[DATA SHOWN]:

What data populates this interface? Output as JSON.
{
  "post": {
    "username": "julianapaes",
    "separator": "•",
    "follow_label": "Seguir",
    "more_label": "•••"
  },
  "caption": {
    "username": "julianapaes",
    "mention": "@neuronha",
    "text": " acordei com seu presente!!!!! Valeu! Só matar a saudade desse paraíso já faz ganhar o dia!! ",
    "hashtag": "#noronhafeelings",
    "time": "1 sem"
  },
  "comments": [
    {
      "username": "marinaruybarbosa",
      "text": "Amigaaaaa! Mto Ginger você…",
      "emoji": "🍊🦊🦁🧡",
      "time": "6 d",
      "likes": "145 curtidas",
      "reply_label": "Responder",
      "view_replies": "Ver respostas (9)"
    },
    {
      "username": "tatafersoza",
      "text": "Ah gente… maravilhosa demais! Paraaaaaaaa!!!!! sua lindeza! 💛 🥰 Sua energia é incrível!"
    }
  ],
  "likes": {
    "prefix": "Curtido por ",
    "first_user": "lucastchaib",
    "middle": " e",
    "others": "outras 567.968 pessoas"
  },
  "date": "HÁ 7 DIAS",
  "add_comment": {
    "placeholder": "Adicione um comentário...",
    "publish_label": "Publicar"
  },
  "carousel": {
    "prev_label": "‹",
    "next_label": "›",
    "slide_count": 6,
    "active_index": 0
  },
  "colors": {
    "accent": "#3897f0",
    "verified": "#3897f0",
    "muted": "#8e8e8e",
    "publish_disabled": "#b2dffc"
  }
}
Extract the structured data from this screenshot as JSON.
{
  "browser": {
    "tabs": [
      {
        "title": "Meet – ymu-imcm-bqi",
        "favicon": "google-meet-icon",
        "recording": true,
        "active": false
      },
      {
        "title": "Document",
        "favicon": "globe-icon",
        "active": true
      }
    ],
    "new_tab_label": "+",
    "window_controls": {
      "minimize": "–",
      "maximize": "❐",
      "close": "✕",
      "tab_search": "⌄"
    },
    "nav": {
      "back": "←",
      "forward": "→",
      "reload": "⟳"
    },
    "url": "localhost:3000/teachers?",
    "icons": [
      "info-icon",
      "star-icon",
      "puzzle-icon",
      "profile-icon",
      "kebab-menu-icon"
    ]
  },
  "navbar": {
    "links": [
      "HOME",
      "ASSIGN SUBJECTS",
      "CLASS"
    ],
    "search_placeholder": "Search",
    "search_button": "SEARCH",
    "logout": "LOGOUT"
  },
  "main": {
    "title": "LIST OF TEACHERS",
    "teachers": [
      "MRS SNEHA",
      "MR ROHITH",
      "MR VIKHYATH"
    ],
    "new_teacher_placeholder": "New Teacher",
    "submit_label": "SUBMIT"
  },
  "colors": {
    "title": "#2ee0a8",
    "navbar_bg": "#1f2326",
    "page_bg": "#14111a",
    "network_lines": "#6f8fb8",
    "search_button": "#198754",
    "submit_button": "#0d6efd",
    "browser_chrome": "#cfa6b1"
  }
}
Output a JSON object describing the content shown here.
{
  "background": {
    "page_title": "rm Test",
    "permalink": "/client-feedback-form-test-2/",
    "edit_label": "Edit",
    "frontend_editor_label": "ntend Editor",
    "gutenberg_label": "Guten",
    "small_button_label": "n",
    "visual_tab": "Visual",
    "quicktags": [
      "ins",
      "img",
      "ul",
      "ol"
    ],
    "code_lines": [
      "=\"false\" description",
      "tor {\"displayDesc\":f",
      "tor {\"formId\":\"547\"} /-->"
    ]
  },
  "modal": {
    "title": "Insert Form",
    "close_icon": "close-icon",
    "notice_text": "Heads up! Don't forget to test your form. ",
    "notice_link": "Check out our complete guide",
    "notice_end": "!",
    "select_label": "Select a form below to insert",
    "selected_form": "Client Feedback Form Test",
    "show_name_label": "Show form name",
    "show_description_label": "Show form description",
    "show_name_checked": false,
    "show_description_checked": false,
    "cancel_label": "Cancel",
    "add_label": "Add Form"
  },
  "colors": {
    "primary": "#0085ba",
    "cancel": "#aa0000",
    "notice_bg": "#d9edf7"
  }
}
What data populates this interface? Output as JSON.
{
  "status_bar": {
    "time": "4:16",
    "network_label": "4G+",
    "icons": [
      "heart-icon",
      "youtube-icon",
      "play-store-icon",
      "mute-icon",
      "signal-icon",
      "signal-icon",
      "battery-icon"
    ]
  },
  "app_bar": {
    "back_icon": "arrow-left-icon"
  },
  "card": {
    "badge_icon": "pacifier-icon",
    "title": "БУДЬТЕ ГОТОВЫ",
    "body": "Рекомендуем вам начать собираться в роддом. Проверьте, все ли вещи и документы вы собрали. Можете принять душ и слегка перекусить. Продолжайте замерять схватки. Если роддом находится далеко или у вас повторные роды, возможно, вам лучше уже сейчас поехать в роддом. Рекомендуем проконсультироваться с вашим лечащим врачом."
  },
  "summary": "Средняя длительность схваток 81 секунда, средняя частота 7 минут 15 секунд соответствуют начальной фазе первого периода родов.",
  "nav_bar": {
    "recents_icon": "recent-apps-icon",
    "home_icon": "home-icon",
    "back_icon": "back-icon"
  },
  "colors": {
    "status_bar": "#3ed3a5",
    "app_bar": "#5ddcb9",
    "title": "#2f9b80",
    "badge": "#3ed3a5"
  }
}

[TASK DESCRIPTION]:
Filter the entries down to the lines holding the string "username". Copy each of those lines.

[YOUR RESPONSE]:
    "username": "julianapaes",
    "username": "julianapaes",
      "username": "marinaruybarbosa",
      "username": "tatafersoza",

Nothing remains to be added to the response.